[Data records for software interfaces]

◇ ◇ ◇ ◇ ◇ ◇ ◇

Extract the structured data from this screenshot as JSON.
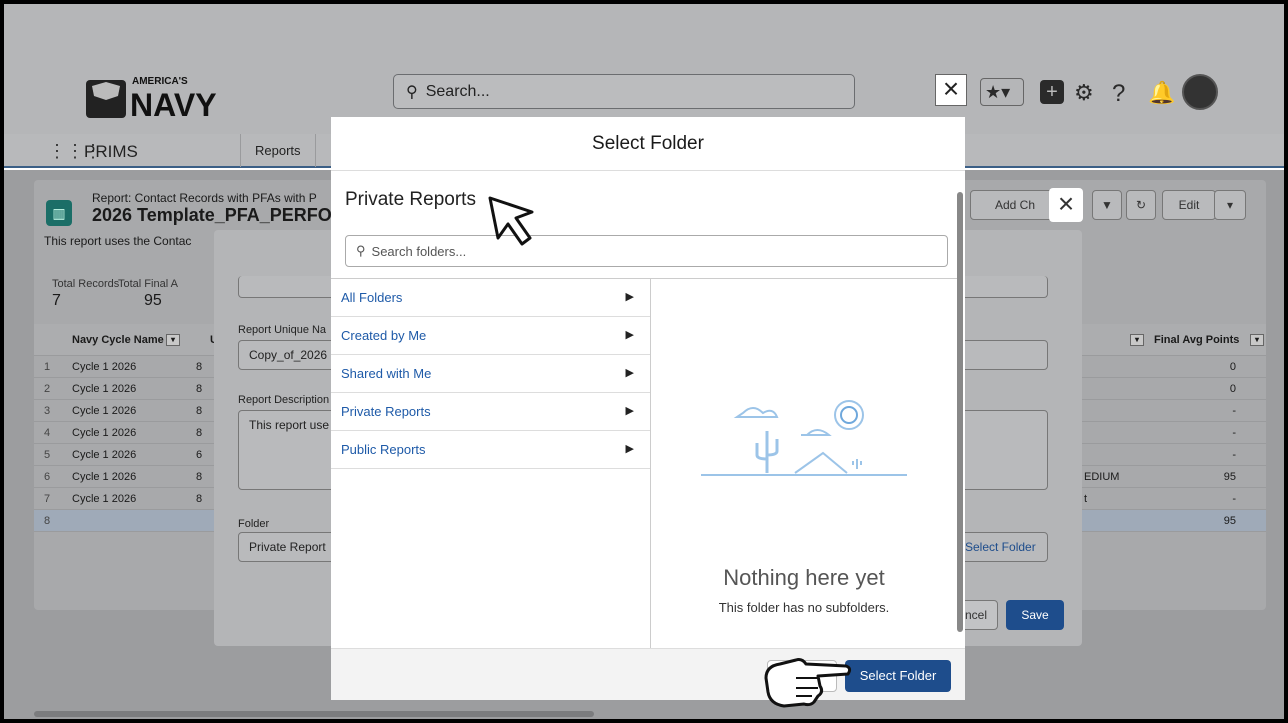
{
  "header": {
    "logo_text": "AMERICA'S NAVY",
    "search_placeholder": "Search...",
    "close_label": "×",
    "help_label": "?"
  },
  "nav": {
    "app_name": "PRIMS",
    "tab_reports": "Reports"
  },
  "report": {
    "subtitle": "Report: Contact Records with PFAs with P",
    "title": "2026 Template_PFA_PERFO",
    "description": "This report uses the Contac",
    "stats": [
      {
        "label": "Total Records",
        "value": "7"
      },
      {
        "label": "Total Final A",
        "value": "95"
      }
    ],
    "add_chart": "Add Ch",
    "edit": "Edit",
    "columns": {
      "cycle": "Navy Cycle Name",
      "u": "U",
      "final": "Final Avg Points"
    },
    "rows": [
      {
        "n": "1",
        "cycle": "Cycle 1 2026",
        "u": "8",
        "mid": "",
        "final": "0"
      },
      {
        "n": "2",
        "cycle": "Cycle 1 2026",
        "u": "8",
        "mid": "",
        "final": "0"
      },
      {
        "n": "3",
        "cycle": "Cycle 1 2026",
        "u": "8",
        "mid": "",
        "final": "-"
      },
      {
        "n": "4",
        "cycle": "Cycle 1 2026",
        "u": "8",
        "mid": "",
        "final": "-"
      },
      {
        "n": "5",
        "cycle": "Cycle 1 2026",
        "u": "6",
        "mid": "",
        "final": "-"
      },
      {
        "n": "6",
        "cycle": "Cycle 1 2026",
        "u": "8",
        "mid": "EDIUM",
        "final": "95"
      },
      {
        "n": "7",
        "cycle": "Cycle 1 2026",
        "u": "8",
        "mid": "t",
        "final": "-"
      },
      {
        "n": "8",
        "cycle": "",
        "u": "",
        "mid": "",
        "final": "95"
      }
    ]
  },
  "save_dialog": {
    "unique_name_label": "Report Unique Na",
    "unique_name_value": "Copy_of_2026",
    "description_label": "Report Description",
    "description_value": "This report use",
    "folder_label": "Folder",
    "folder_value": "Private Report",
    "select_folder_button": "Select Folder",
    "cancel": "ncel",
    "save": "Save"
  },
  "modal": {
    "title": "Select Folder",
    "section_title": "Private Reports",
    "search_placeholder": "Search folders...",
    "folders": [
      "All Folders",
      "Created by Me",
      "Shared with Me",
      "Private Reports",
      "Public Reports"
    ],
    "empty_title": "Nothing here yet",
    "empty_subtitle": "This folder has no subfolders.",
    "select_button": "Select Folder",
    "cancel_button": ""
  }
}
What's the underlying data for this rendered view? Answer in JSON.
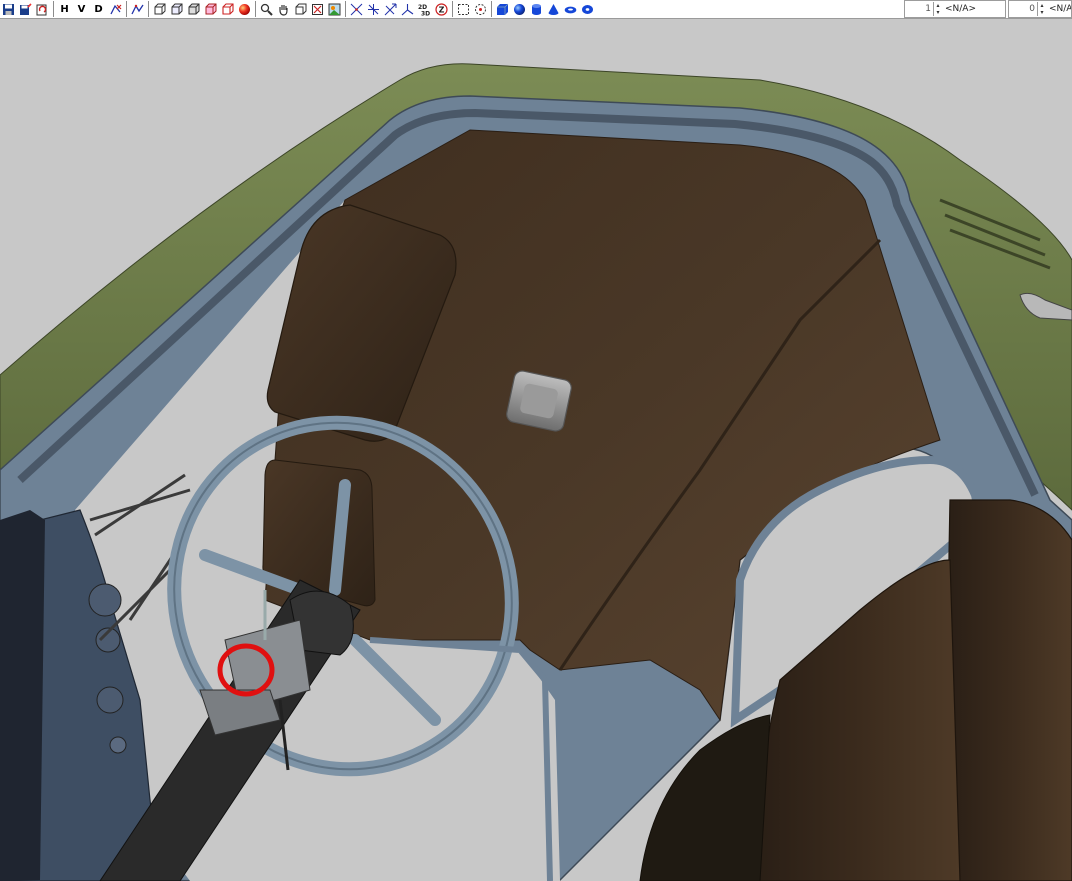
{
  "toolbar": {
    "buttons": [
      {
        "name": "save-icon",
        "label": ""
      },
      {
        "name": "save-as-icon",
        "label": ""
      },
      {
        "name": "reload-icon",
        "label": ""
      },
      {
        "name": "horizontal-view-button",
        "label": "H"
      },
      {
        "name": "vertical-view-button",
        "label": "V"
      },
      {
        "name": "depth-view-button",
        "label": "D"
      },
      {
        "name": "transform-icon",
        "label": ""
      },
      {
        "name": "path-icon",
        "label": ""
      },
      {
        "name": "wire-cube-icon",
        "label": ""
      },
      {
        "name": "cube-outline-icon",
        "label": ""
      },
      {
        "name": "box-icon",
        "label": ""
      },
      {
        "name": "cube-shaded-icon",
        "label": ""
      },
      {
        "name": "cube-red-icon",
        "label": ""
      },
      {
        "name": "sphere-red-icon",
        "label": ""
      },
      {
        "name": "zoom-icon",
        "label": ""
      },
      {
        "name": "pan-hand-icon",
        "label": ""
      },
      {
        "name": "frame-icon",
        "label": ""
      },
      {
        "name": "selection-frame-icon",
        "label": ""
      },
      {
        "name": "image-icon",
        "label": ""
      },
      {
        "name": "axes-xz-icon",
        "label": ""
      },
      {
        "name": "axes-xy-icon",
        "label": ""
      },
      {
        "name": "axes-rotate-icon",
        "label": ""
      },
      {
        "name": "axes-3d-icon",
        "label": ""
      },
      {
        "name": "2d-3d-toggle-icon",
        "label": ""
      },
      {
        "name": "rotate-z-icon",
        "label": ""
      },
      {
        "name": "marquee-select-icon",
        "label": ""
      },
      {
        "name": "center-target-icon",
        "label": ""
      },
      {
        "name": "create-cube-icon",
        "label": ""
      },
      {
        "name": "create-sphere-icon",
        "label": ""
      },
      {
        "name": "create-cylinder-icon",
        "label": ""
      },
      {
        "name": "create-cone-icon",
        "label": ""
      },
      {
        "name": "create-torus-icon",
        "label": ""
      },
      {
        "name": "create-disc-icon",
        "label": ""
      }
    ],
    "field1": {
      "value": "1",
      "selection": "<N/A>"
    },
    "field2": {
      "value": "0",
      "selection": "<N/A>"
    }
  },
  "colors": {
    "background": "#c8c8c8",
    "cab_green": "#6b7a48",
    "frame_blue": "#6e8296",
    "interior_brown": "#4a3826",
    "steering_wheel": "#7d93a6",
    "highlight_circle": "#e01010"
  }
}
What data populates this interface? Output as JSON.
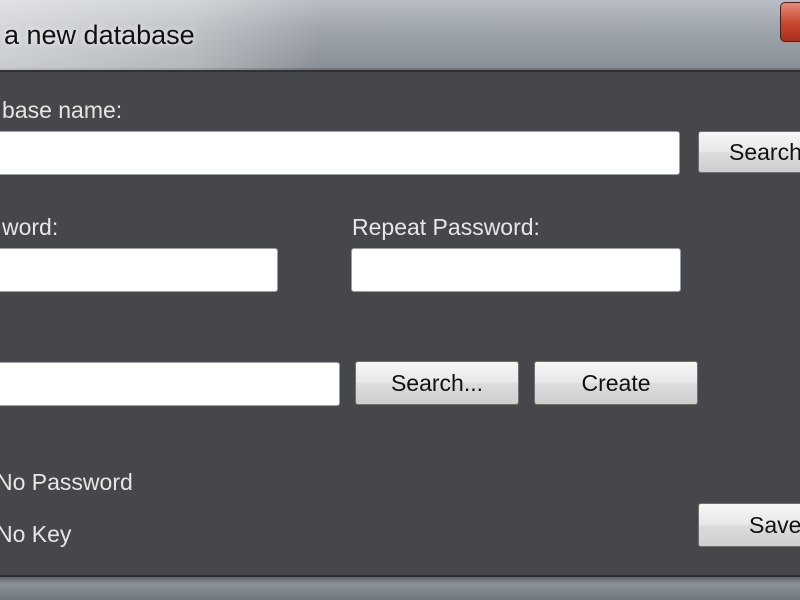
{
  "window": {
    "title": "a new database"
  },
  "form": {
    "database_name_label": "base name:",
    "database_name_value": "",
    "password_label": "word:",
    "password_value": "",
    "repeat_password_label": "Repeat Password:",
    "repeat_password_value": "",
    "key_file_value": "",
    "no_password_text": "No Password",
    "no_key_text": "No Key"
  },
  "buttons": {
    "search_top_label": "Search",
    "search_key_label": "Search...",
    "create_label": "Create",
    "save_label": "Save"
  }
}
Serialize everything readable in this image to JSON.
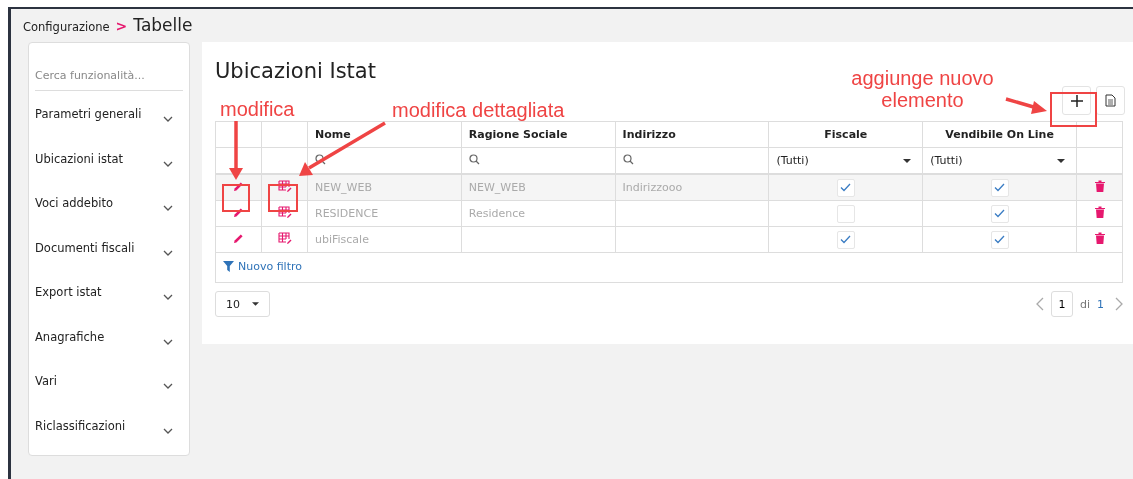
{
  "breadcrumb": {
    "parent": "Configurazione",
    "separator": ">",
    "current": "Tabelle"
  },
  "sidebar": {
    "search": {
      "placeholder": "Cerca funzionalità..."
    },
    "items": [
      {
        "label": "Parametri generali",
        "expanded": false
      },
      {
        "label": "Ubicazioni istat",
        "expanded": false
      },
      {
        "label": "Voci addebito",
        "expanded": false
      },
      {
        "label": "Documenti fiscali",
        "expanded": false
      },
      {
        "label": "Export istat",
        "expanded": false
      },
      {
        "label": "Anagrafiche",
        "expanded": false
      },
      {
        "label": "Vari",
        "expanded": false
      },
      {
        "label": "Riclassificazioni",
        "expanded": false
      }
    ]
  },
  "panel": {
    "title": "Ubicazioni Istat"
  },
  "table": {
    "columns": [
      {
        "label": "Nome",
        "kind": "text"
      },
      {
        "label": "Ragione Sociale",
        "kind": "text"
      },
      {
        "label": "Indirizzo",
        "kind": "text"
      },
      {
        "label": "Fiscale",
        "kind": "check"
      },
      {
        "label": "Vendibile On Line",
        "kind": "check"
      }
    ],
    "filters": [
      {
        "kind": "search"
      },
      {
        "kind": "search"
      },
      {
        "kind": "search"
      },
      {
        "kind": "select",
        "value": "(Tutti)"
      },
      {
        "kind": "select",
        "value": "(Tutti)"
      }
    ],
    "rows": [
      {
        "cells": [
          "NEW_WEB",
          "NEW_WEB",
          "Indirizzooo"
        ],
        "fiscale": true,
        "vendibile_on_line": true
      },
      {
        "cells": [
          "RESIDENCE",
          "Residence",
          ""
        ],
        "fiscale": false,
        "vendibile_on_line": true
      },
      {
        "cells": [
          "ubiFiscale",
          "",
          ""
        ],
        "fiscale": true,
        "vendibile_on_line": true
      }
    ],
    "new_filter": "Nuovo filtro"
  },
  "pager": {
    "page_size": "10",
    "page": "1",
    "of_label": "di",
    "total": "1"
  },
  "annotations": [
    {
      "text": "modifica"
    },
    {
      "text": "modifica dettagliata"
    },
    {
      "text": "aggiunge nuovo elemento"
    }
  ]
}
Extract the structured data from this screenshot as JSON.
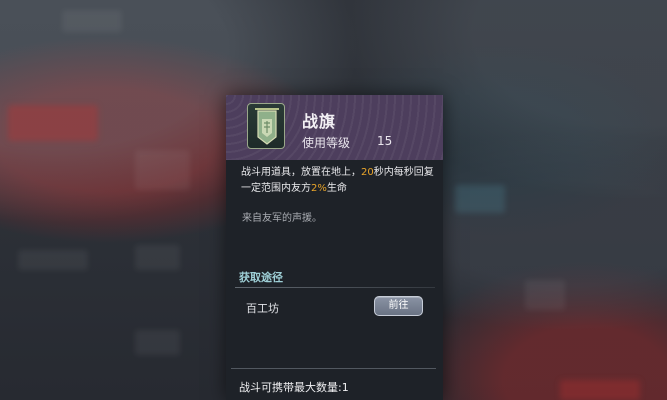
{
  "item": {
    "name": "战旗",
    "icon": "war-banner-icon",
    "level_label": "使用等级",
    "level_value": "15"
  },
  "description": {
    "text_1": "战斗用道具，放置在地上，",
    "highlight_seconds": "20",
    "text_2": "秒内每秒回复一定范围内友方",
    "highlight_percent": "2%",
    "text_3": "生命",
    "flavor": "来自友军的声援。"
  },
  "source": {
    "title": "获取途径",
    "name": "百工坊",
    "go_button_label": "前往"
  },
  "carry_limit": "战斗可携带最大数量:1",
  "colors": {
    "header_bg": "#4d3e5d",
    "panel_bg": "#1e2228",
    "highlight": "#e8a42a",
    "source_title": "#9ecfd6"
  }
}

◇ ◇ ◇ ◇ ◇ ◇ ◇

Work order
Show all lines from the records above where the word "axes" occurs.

Result of this exercise
        "name": "axes-xz-icon",
        "name": "axes-xy-icon",
        "name": "axes-rotate-icon",
        "name": "axes-3d-icon",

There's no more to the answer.